- Good build quality
- good battery life
- integrated wired networking.
- No floppy or optical drives
- no parallel or serial ports
- no wireless networking or Bluetooth
It's obvious from the price tag that Sony's VAIO PCG-R600HEP ultraportable is aimed mainly at business buyers: these are the only customers likely to pay £1,704 (ex. VAT) for an 850MHz Mobile Pentium III system, however conveniently sized it may be.
The R600HEP is based on what is now the old-style Mobile Pentium III, with 256KB of Level 2 cache, rather than the latest 0.13-micron Processor-M (Tualatin), which has both 512KB of on-die cache and enhanced power saving features. However, the Tualatin chip is an expensive part, which might explain why Sony has fought shy of it here.
The processor is supported by 128MB of hardwired PC100 SDRAM and a 20GB Toshiba MK2018GAP UltraDMA/66 hard disk. A single memory upgrade socket beneath the keyboard will let you upgrade the RAM to a total of 256MB, which is enough to keep Windows XP running smoothly.
It's common for ultraportable systems to lack a floppy drive, and many have also shed their optical drives in the quest for a slimmer, lighter form factor. What's less common is for neither to be supplied as part of the overall package -- but that's what Sony has done here. If you require any removable drives (and let's assume that you will), then you are obliged to shell out a further £425 (ex. VAT) for the R600HEP's 'optional' docking base.
The docking station also extends the range of ports on offer, adding essentials like parallel and serial interfaces to the notebook's own rather sparse line-up. Without the base, you are limited to a pair of USB ports, an i.LINK (IEEE 1394) interface, a Type II PC Card slot and a MagicGate Memory Stick slot. Handheld users should note the absence of an infrared interface.

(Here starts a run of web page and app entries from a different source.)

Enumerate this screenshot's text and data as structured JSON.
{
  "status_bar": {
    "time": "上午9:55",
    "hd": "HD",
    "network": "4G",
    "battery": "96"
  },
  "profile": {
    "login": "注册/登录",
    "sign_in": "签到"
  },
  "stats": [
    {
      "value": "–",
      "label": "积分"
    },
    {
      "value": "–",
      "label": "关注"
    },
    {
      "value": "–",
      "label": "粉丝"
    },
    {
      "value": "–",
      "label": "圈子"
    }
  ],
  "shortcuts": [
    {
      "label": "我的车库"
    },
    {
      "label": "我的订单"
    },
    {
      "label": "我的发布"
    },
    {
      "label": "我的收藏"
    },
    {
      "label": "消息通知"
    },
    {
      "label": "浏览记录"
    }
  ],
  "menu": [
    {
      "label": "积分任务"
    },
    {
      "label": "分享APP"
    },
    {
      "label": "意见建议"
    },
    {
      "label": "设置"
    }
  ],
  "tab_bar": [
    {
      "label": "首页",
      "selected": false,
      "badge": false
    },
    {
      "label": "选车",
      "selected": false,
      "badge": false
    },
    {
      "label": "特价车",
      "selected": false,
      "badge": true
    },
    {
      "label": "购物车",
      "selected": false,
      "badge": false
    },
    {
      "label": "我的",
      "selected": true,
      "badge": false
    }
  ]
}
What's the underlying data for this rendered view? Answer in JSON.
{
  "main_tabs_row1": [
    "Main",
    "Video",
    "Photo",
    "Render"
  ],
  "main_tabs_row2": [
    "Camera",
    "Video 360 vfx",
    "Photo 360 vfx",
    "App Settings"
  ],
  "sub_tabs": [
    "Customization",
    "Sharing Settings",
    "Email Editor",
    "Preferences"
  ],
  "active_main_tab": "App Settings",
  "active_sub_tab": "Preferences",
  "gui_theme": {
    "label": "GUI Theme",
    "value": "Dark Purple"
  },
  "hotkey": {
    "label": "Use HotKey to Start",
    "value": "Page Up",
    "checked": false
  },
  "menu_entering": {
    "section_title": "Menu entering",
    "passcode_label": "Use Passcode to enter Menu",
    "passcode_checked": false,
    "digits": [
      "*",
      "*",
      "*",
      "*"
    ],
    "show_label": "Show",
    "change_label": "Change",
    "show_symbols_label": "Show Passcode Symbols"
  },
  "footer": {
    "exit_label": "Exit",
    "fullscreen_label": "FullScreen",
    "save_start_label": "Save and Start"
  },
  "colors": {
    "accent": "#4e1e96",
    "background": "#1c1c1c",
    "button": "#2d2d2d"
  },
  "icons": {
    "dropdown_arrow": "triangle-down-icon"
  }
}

On the bright side, the docking base is beautifully engineered, and at 1.1kg it brings the overall weight up to 2.8kg, which is still less than most three-spindle notebooks. In fact, build quality is something that the R600HEP has in abundance, to the extent that many potential buyers may accept the price premium. It also means that the system is likely to remain in one piece, so Sony scores points on both aesthetic and practical grounds here.
As far as connectivity is concerned, the R600HEP comes with Intel PRO/100 VE 10/100Base-TX networking as well as a Conexant-Ambit SoftK56 V.90 modem. This is fine, but some users may complain about the absence of built-in 802.11b wireless networking or Bluetooth cable replacement technology.
Graphics appear on a bright 12.1in XGA-resolution screen that could have benefited from a slightly wider viewing angle, but is otherwise perfectly serviceable. The display is driven by the graphics processor integrated into the Intel 815EM chipset, helped along by up to 11MB of memory sequestered from system memory. This means that although 2D acceleration will be perfectly adequate, you can forget about decent 3D performance from the R600HEP.
Keyboards have been the undoing of many a ultraportable, but the R600HEP gets things mostly right. The main pad is reasonably spacious and comfortable, with large Enter, Backspace and spacebar keys. The only drawback is the fact that the PgUp, PgDn, Home and End keys have been reduced to secondary functions on the cursor group.
The benchmark results make it clear that the R600HEP owes a good deal to its speedy hard disk, which helped elevate the overall Business Winstone 2001 score to a respectable 26.9. Battery life, unusually for a Sony product, also proved satisfactory, BatteryMark 4 returning a rundown time of 2 hours and 29 minutes.
The only problems with the VAIO PCG-R600HEP concern pricing: the system unit isn't exactly cheap, and most users are likely to need the docking base a well. Both the notebook and the docking station are manufactured to a high standard, but it remains to be seen whether buyers will be prepared to pay quite so much for the pleasure of owning them.